(Fullerton, CA) — The California State University (CSU) and Wendy Gonaver, represented by attorneys with People For the American Way Foundation, have worked out an agreement over a dispute concerning the requirement that all state employees sign a "loyalty oath" as required by the California Constitution.
Gonaver was originally to have taught two courses at California State University, Fullerton as a temporary lecturer in fall 2007, but she and the university differed over the signing of the oath. A Quaker and pacifist, Gonaver was unable to sign the oath as written because of her religious and other beliefs, and sought to attach an explanatory statement to the oath. Gonaver said that the university would not permit her to attach an explanatory statement, and this violated her legal rights. CSU said that it would not permit Gonaver's original proposed statement because it believed that it qualified the oath.
CSU and People For the American Way Foundation have worked together to resolve the dispute. CSU has agreed to appoint Gonaver as a temporary lecturer teaching two classes in American Studies and Women's Studies during the fall 2008 semester, and to allow the attachment of a revised explanatory statement to the oath that CSU agrees does not undermine or qualify the oath.
"CSU is committed to working with individual employees to accommodate their religious beliefs in order to allow them to sign the oath," said CSU General Counsel Christine Helwick. "If an explanatory statement is needed to accomplish this, CSU must ensure that any such statement does not undermine or qualify the oath. In this case, we are pleased that this dispute ended in a positive resolution, and that we were able to work through the process together."
Judith E. Schaeffer, Legal Director of People For the American Way Foundation and Gonaver's attorney, said the settlement clears the way for others with religious or other objections to the oath to attach an explanatory statement, as long as the statement does not undermine or qualify the oath.

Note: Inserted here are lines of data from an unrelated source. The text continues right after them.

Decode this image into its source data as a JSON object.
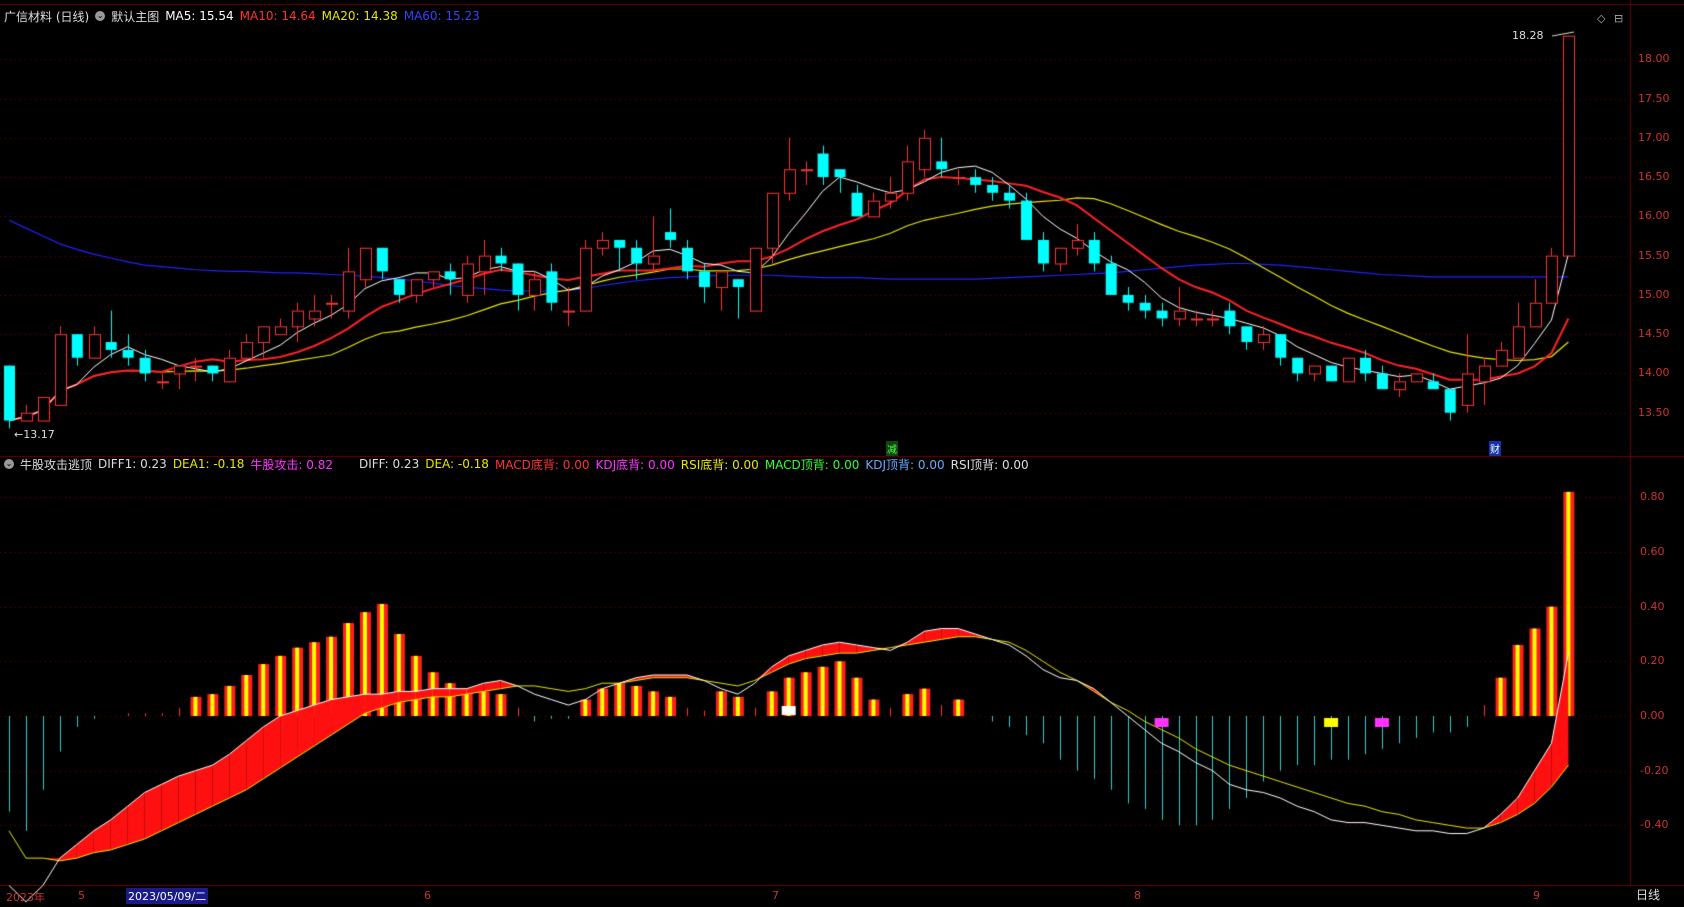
{
  "header": {
    "stock_name": "广信材料 (日线)",
    "main_label": "默认主图",
    "ma5": "MA5: 15.54",
    "ma10": "MA10: 14.64",
    "ma20": "MA20: 14.38",
    "ma60": "MA60: 15.23"
  },
  "indicator_header": {
    "name": "牛股攻击逃顶",
    "diff1": "DIFF1: 0.23",
    "dea1": "DEA1: -0.18",
    "attack": "牛股攻击: 0.82",
    "diff": "DIFF: 0.23",
    "dea": "DEA: -0.18",
    "macd_bottom": "MACD底背: 0.00",
    "kdj_bottom": "KDJ底背: 0.00",
    "rsi_bottom": "RSI底背: 0.00",
    "macd_top": "MACD顶背: 0.00",
    "kdj_top": "KDJ顶背: 0.00",
    "rsi_top": "RSI顶背: 0.00"
  },
  "price_axis": [
    "18.00",
    "17.50",
    "17.00",
    "16.50",
    "16.00",
    "15.50",
    "15.00",
    "14.50",
    "14.00",
    "13.50"
  ],
  "indicator_axis": [
    "0.80",
    "0.60",
    "0.40",
    "0.20",
    "0.00",
    "-0.20",
    "-0.40"
  ],
  "annotations": {
    "high": "18.28",
    "low": "13.17",
    "jian": "减",
    "cai": "财"
  },
  "dates": {
    "year": "2023年",
    "m5": "5",
    "highlight": "2023/05/09/二",
    "m6": "6",
    "m7": "7",
    "m8": "8",
    "m9": "9"
  },
  "period_tab": "日线",
  "colors": {
    "up": "#ff3333",
    "down": "#00ffff",
    "ma5": "#ffffff",
    "ma10": "#ff2222",
    "ma20": "#e6e600",
    "ma60": "#2222ff",
    "grid": "#6a0000"
  },
  "chart_data": {
    "type": "candlestick",
    "ma_labels": [
      "MA5",
      "MA10",
      "MA20",
      "MA60"
    ],
    "candles": [
      [
        14.1,
        13.4,
        14.1,
        13.3
      ],
      [
        13.4,
        13.5,
        13.6,
        13.4
      ],
      [
        13.4,
        13.7,
        13.7,
        13.4
      ],
      [
        13.6,
        14.5,
        14.6,
        13.6
      ],
      [
        14.5,
        14.2,
        14.5,
        14.1
      ],
      [
        14.2,
        14.5,
        14.6,
        14.2
      ],
      [
        14.4,
        14.3,
        14.8,
        14.2
      ],
      [
        14.3,
        14.2,
        14.5,
        14.1
      ],
      [
        14.2,
        14.0,
        14.3,
        13.9
      ],
      [
        13.9,
        13.9,
        14.0,
        13.8
      ],
      [
        14.0,
        14.1,
        14.1,
        13.8
      ],
      [
        14.1,
        14.1,
        14.2,
        13.9
      ],
      [
        14.1,
        14.0,
        14.1,
        13.9
      ],
      [
        13.9,
        14.2,
        14.3,
        13.9
      ],
      [
        14.2,
        14.4,
        14.5,
        14.2
      ],
      [
        14.4,
        14.6,
        14.6,
        14.2
      ],
      [
        14.5,
        14.6,
        14.7,
        14.5
      ],
      [
        14.6,
        14.8,
        14.9,
        14.4
      ],
      [
        14.7,
        14.8,
        15.0,
        14.6
      ],
      [
        14.9,
        14.9,
        15.0,
        14.7
      ],
      [
        14.8,
        15.3,
        15.6,
        14.7
      ],
      [
        15.2,
        15.6,
        15.6,
        15.1
      ],
      [
        15.6,
        15.3,
        15.6,
        15.2
      ],
      [
        15.2,
        15.0,
        15.2,
        14.9
      ],
      [
        15.0,
        15.2,
        15.2,
        14.9
      ],
      [
        15.2,
        15.3,
        15.3,
        15.1
      ],
      [
        15.3,
        15.2,
        15.4,
        15.0
      ],
      [
        15.0,
        15.4,
        15.5,
        14.9
      ],
      [
        15.3,
        15.5,
        15.7,
        15.0
      ],
      [
        15.5,
        15.4,
        15.6,
        15.3
      ],
      [
        15.4,
        15.0,
        15.4,
        14.8
      ],
      [
        15.0,
        15.2,
        15.3,
        14.8
      ],
      [
        15.3,
        14.9,
        15.4,
        14.8
      ],
      [
        14.8,
        14.8,
        15.1,
        14.6
      ],
      [
        14.8,
        15.6,
        15.7,
        14.8
      ],
      [
        15.6,
        15.7,
        15.8,
        15.5
      ],
      [
        15.7,
        15.6,
        15.7,
        15.3
      ],
      [
        15.6,
        15.4,
        15.7,
        15.2
      ],
      [
        15.4,
        15.5,
        16.0,
        15.3
      ],
      [
        15.8,
        15.7,
        16.1,
        15.6
      ],
      [
        15.6,
        15.3,
        15.7,
        15.2
      ],
      [
        15.3,
        15.1,
        15.4,
        14.9
      ],
      [
        15.1,
        15.3,
        15.3,
        14.8
      ],
      [
        15.2,
        15.1,
        15.2,
        14.7
      ],
      [
        14.8,
        15.6,
        15.6,
        14.8
      ],
      [
        15.6,
        16.3,
        16.3,
        15.4
      ],
      [
        16.3,
        16.6,
        17.0,
        16.2
      ],
      [
        16.6,
        16.6,
        16.7,
        16.4
      ],
      [
        16.8,
        16.5,
        16.9,
        16.4
      ],
      [
        16.6,
        16.5,
        16.6,
        16.3
      ],
      [
        16.3,
        16.0,
        16.4,
        16.0
      ],
      [
        16.0,
        16.2,
        16.3,
        16.0
      ],
      [
        16.2,
        16.3,
        16.5,
        16.1
      ],
      [
        16.3,
        16.7,
        16.9,
        16.2
      ],
      [
        16.6,
        17.0,
        17.1,
        16.5
      ],
      [
        16.7,
        16.6,
        17.0,
        16.5
      ],
      [
        16.5,
        16.5,
        16.6,
        16.4
      ],
      [
        16.5,
        16.4,
        16.6,
        16.3
      ],
      [
        16.4,
        16.3,
        16.5,
        16.2
      ],
      [
        16.3,
        16.2,
        16.4,
        16.1
      ],
      [
        16.2,
        15.7,
        16.3,
        15.7
      ],
      [
        15.7,
        15.4,
        15.8,
        15.3
      ],
      [
        15.4,
        15.6,
        15.6,
        15.3
      ],
      [
        15.6,
        15.7,
        15.9,
        15.5
      ],
      [
        15.7,
        15.4,
        15.8,
        15.3
      ],
      [
        15.4,
        15.0,
        15.5,
        15.0
      ],
      [
        15.0,
        14.9,
        15.1,
        14.8
      ],
      [
        14.9,
        14.8,
        15.0,
        14.7
      ],
      [
        14.8,
        14.7,
        14.9,
        14.6
      ],
      [
        14.7,
        14.8,
        15.1,
        14.6
      ],
      [
        14.7,
        14.7,
        14.8,
        14.6
      ],
      [
        14.7,
        14.7,
        14.8,
        14.6
      ],
      [
        14.8,
        14.6,
        14.9,
        14.5
      ],
      [
        14.6,
        14.4,
        14.6,
        14.3
      ],
      [
        14.4,
        14.5,
        14.6,
        14.3
      ],
      [
        14.5,
        14.2,
        14.5,
        14.1
      ],
      [
        14.2,
        14.0,
        14.2,
        13.9
      ],
      [
        14.0,
        14.1,
        14.1,
        13.9
      ],
      [
        14.1,
        13.9,
        14.1,
        13.9
      ],
      [
        13.9,
        14.2,
        14.2,
        13.9
      ],
      [
        14.2,
        14.0,
        14.3,
        13.9
      ],
      [
        14.0,
        13.8,
        14.1,
        13.8
      ],
      [
        13.8,
        13.9,
        14.0,
        13.7
      ],
      [
        13.9,
        14.0,
        14.0,
        13.9
      ],
      [
        13.9,
        13.8,
        14.0,
        13.8
      ],
      [
        13.8,
        13.5,
        13.8,
        13.4
      ],
      [
        13.6,
        14.0,
        14.5,
        13.5
      ],
      [
        13.9,
        14.1,
        14.2,
        13.6
      ],
      [
        14.1,
        14.3,
        14.4,
        14.1
      ],
      [
        14.2,
        14.6,
        14.9,
        14.2
      ],
      [
        14.6,
        14.9,
        15.2,
        14.6
      ],
      [
        14.9,
        15.5,
        15.6,
        14.9
      ],
      [
        15.5,
        18.3,
        18.3,
        15.5
      ]
    ],
    "ma60": [
      15.95,
      15.85,
      15.75,
      15.65,
      15.58,
      15.52,
      15.47,
      15.42,
      15.38,
      15.36,
      15.34,
      15.32,
      15.31,
      15.3,
      15.3,
      15.29,
      15.28,
      15.28,
      15.27,
      15.26,
      15.25,
      15.24,
      15.22,
      15.2,
      15.18,
      15.15,
      15.12,
      15.1,
      15.08,
      15.06,
      15.05,
      15.05,
      15.05,
      15.06,
      15.08,
      15.12,
      15.15,
      15.18,
      15.2,
      15.22,
      15.23,
      15.24,
      15.25,
      15.25,
      15.25,
      15.25,
      15.24,
      15.23,
      15.22,
      15.22,
      15.22,
      15.21,
      15.2,
      15.2,
      15.2,
      15.2,
      15.2,
      15.2,
      15.21,
      15.22,
      15.23,
      15.24,
      15.25,
      15.26,
      15.27,
      15.28,
      15.3,
      15.32,
      15.34,
      15.36,
      15.38,
      15.39,
      15.4,
      15.4,
      15.39,
      15.38,
      15.36,
      15.34,
      15.32,
      15.3,
      15.28,
      15.26,
      15.25,
      15.24,
      15.23,
      15.23,
      15.23,
      15.23,
      15.23,
      15.23,
      15.23,
      15.23,
      15.23
    ],
    "diff": [
      -0.62,
      -0.68,
      -0.62,
      -0.52,
      -0.47,
      -0.42,
      -0.38,
      -0.33,
      -0.28,
      -0.25,
      -0.22,
      -0.2,
      -0.18,
      -0.14,
      -0.09,
      -0.04,
      0.0,
      0.02,
      0.04,
      0.06,
      0.07,
      0.08,
      0.08,
      0.09,
      0.09,
      0.1,
      0.1,
      0.1,
      0.12,
      0.13,
      0.11,
      0.08,
      0.06,
      0.04,
      0.06,
      0.1,
      0.12,
      0.14,
      0.15,
      0.15,
      0.15,
      0.13,
      0.1,
      0.08,
      0.12,
      0.18,
      0.22,
      0.24,
      0.26,
      0.27,
      0.26,
      0.25,
      0.24,
      0.27,
      0.31,
      0.32,
      0.32,
      0.3,
      0.28,
      0.26,
      0.22,
      0.17,
      0.14,
      0.13,
      0.1,
      0.05,
      0.0,
      -0.05,
      -0.1,
      -0.13,
      -0.17,
      -0.2,
      -0.25,
      -0.27,
      -0.28,
      -0.3,
      -0.33,
      -0.35,
      -0.38,
      -0.39,
      -0.39,
      -0.4,
      -0.41,
      -0.42,
      -0.42,
      -0.43,
      -0.43,
      -0.41,
      -0.36,
      -0.3,
      -0.2,
      -0.1,
      0.23
    ],
    "dea": [
      -0.42,
      -0.52,
      -0.52,
      -0.53,
      -0.52,
      -0.5,
      -0.49,
      -0.47,
      -0.45,
      -0.42,
      -0.39,
      -0.36,
      -0.33,
      -0.3,
      -0.27,
      -0.23,
      -0.19,
      -0.15,
      -0.11,
      -0.07,
      -0.03,
      0.01,
      0.03,
      0.05,
      0.06,
      0.07,
      0.07,
      0.08,
      0.09,
      0.1,
      0.11,
      0.11,
      0.1,
      0.09,
      0.1,
      0.12,
      0.12,
      0.13,
      0.14,
      0.14,
      0.14,
      0.13,
      0.12,
      0.11,
      0.13,
      0.16,
      0.19,
      0.21,
      0.22,
      0.23,
      0.23,
      0.24,
      0.25,
      0.26,
      0.27,
      0.28,
      0.29,
      0.29,
      0.28,
      0.27,
      0.24,
      0.2,
      0.16,
      0.13,
      0.09,
      0.05,
      0.02,
      -0.02,
      -0.05,
      -0.08,
      -0.12,
      -0.15,
      -0.18,
      -0.2,
      -0.22,
      -0.24,
      -0.26,
      -0.28,
      -0.3,
      -0.32,
      -0.33,
      -0.35,
      -0.36,
      -0.38,
      -0.39,
      -0.4,
      -0.41,
      -0.41,
      -0.39,
      -0.36,
      -0.32,
      -0.26,
      -0.18
    ],
    "macd": [
      -0.35,
      -0.42,
      -0.27,
      -0.13,
      -0.04,
      -0.01,
      0.0,
      0.01,
      0.01,
      0.01,
      0.03,
      0.07,
      0.08,
      0.11,
      0.15,
      0.19,
      0.22,
      0.25,
      0.27,
      0.29,
      0.34,
      0.38,
      0.41,
      0.3,
      0.22,
      0.16,
      0.12,
      0.1,
      0.09,
      0.08,
      0.03,
      -0.02,
      -0.01,
      -0.01,
      0.06,
      0.1,
      0.12,
      0.11,
      0.09,
      0.07,
      0.03,
      0.02,
      0.09,
      0.07,
      0.03,
      0.09,
      0.14,
      0.16,
      0.18,
      0.2,
      0.14,
      0.06,
      0.03,
      0.08,
      0.1,
      0.04,
      0.06,
      0.0,
      -0.02,
      -0.04,
      -0.07,
      -0.1,
      -0.16,
      -0.2,
      -0.23,
      -0.27,
      -0.32,
      -0.34,
      -0.38,
      -0.4,
      -0.4,
      -0.38,
      -0.34,
      -0.3,
      -0.24,
      -0.2,
      -0.18,
      -0.18,
      -0.16,
      -0.16,
      -0.14,
      -0.12,
      -0.1,
      -0.08,
      -0.06,
      -0.06,
      -0.04,
      0.04,
      0.14,
      0.26,
      0.32,
      0.4,
      0.82
    ]
  }
}
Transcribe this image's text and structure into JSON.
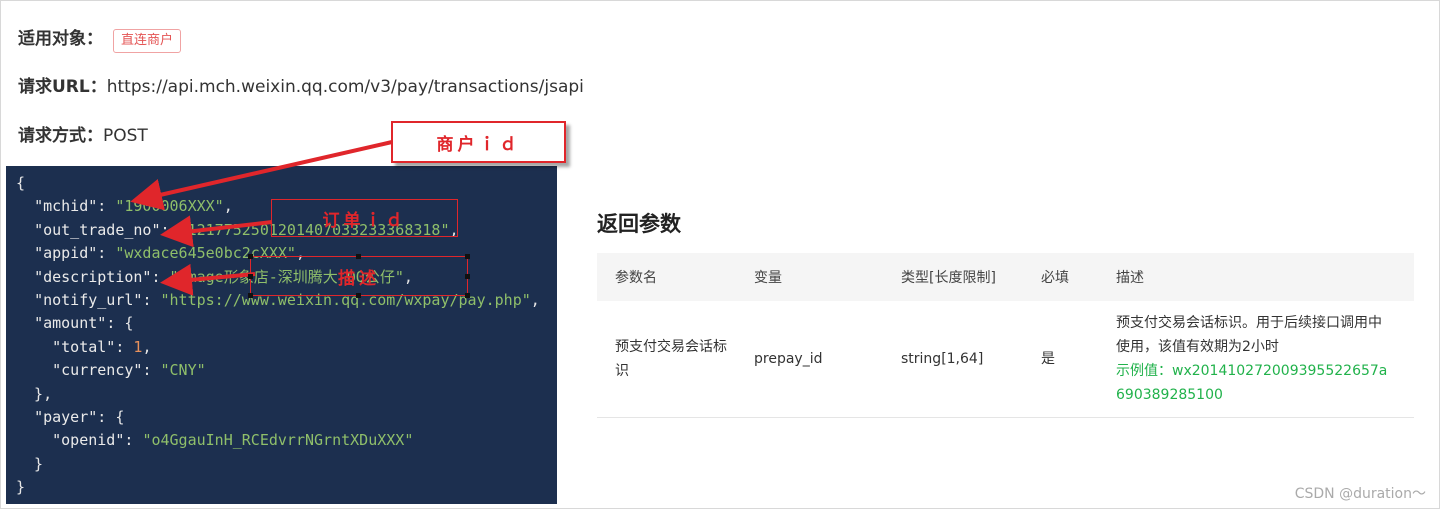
{
  "info": {
    "target_label": "适用对象：",
    "target_tag": "直连商户",
    "url_label": "请求URL：",
    "url_value": "https://api.mch.weixin.qq.com/v3/pay/transactions/jsapi",
    "method_label": "请求方式：",
    "method_value": "POST"
  },
  "code": {
    "mchid_key": "\"mchid\"",
    "mchid_val": "\"1900006XXX\"",
    "out_trade_no_key": "\"out_trade_no\"",
    "out_trade_no_val": "\"1217752501201407033233368318\"",
    "appid_key": "\"appid\"",
    "appid_val": "\"wxdace645e0bc2cXXX\"",
    "description_key": "\"description\"",
    "description_val": "\"Image形象店-深圳腾大-QQ公仔\"",
    "notify_url_key": "\"notify_url\"",
    "notify_url_val": "\"https://www.weixin.qq.com/wxpay/pay.php\"",
    "amount_key": "\"amount\"",
    "total_key": "\"total\"",
    "total_val": "1",
    "currency_key": "\"currency\"",
    "currency_val": "\"CNY\"",
    "payer_key": "\"payer\"",
    "openid_key": "\"openid\"",
    "openid_val": "\"o4GgauInH_RCEdvrrNGrntXDuXXX\""
  },
  "callouts": {
    "merchant_id": "商户ｉｄ",
    "order_id": "订单ｉｄ",
    "description": "描述"
  },
  "response": {
    "title": "返回参数",
    "headers": [
      "参数名",
      "变量",
      "类型[长度限制]",
      "必填",
      "描述"
    ],
    "row": {
      "name": "预支付交易会话标识",
      "variable": "prepay_id",
      "type": "string[1,64]",
      "required": "是",
      "desc": "预支付交易会话标识。用于后续接口调用中使用，该值有效期为2小时",
      "example": "示例值：wx201410272009395522657a690389285100"
    }
  },
  "watermark": "CSDN @duration～",
  "colors": {
    "code_bg": "#1c2f4f",
    "string": "#8fbf6a",
    "number": "#e8915c",
    "annotation_red": "#e0262b",
    "example_green": "#21b24b"
  }
}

"We're delighted that Wendy will be able to teach at CSU and that the university has allowed her to exercise freedom of speech and express her strong religious beliefs as someone who loves her country and the Constitution," said Schaeffer. "We're especially pleased, as is Wendy, that others facing the same situation will also be able to work with CSU to resolve any issues they may have about the oath."